An overloaded boat lift can be disastrous for waterfront owners. Luckily, as long as you have the right numbers, it’s pretty easy to determine the weight capacity that you need your boat lift to hold. You’ll need to know your boat’s weight, fuel capacity, and any additional items you plan to carry onboard. We break down the details below.
If you’re reading this, chances are you’ve probably decided to purchase a boat lift. That’s a great choice! Boat lifts, or boat hoists, can extend the life of your boat and make ownership easier and more convenient. However, you’re likely wondering about the weight capacity required for your boat lift.
Since there are various waterfronts, boat lift systems, and boat combinations, there’s no one size fits all weight capacity. However, if you’re wondering, “What size boat lift do I need?,” there is a formula that helps you find the capacity for your unique situation. Calculating the minimum boat lift capacity that you require involves some simple math.
[Boat dry weight] + [Gallon capacity of gas tank * 6] + [500 for everything else] = [required boat lift capacity]
This information is easier to find than you might think. Read on for more information on the breakdowns of what information you’ll need to bring to your dealer while shopping for your boat lift and how to find the information you need to make the formula work.
Style and Size of Your Boat
The make and model of your boat determine a lot of the information you may need to buy your boat lift.
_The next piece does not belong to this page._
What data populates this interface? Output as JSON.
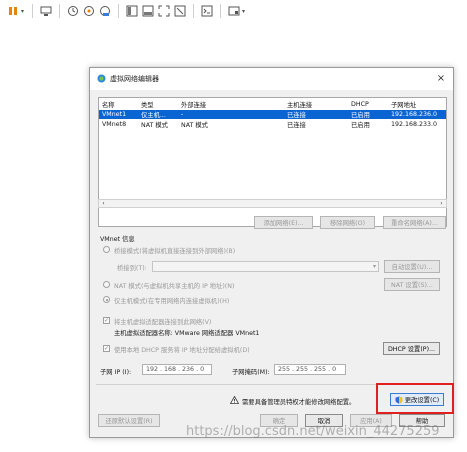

The boat lift’s features, including hull shape, draft, and motor type will affect the shape, weight distribution, and cradle beam length required for the lift. The more information you provide the dealership when you shop for your boat lift, the better.
The cradle beam measurement is especially important, as it’s the widest part of your boat, and the boat lift needs to be wide enough to accommodate it without causing damage to the boat, lift, or dock. In addition to the cradle length, allow at least four inches of cushion on either side of the cradle beam to give a little room for error when loading and disembarking. If you use guideposts, the recommended cushion should be at least 10 inches on either side.
Boat Weight (Dry and Wet)
Boat weight can mean two different things. To get an accurate estimate, consider your boat’s dry and wet weight.
The dry weight is the boat’s weight without any added equipment or fuel and can be found in the manufacturer’s spec sheet or online. Your boat’s wet weight is the total weight of the boat after all the equipment, fuel, water, and other items have been added.
You’ll need to calculate the wet weight of your boat to get a good estimate of the number that you’ll be plugging into that formula that we started off with. Make your fuel calculations based on the maximum capacity of your gas tank. Allow six pounds per gallon of gas that your tank can hold. For water, allow eight pounds per gallon.
Safety Margin and Other Tips
When it comes to weight capacity, it’s always better to choose a boat lift that can handle more weight than you think you may need. Individual items you bring onto the boat might not weigh much, but the weight can add up after a while. Boat lifts are rated for the exact weight that they can carry and not a single pound more. While you might hear stories about other people overloading their boat lift by a few pounds, damaging your boat or injuring your loved ones is not worth the risk. When in doubt, buy a larger boat lift, especially if you plan to upgrade your boat in the future.
We recommend adding a safety margin to your total weight calculation. A margin of 20% can account for unexpected surprises, miscalculations, or other mistakes that could be costly. While you might not be able to predict everything about your boat outing, you can at least prepare well before and protect yourself from expensive and dangerous catastrophes.
To ensure that you don’t add any excess weight or stress to your boat lift system, we also recommend a few tips:
- Be careful not to park too far forward or backward on the boat lift when loading your boat before hoisting.
- Don’t let your bunks get too close to the side of your dock, especially if you live in an area that gets a lot of snow.
- Keep your boat well-maintained to prevent any added weight due to issues like a malfunctioning bilge pump that may cause water retention.
- Don’t forget to remove the drain plug from your boat before leaving it unattended in case of an unexpected rainstorm.
Type of Boat Dock
When considering a boat lift system, the type of boat dock you have is also an important factor to take into account. The foundation of your system is crucial, and your boat dock and boat lift systems must work together well. Additionally, your dock’s design should work well with the water you’ll be dealing with. For example, a dock that can withstand choppy and fluctuating waters needs a boat lift that can handle those conditions.
It’s important to consider whether your boat dock is fixed or floating or if it has a roof structure that your boat lift needs to fit underneath. Other things to consider are your water conditions, such as water depth and whether the water fluctuates dramatically throughout your boating season. Is your system removable to allow for easier changes and seasonal boating, or is it a pile-based dock that stays in one place all year?
Shopping with a HydroHoist dealer in your area guarantees you’ll choose from an industry-leading selection of quality boat lifts. No matter what type of boat or dock you have, HydroHoist has boat lift options for all waterfronts. HydroHoist Boat Lifts are customizable for all types of docks, including fixed or floating dock, marina slip, finger pier, or bulkhead—we have the solution.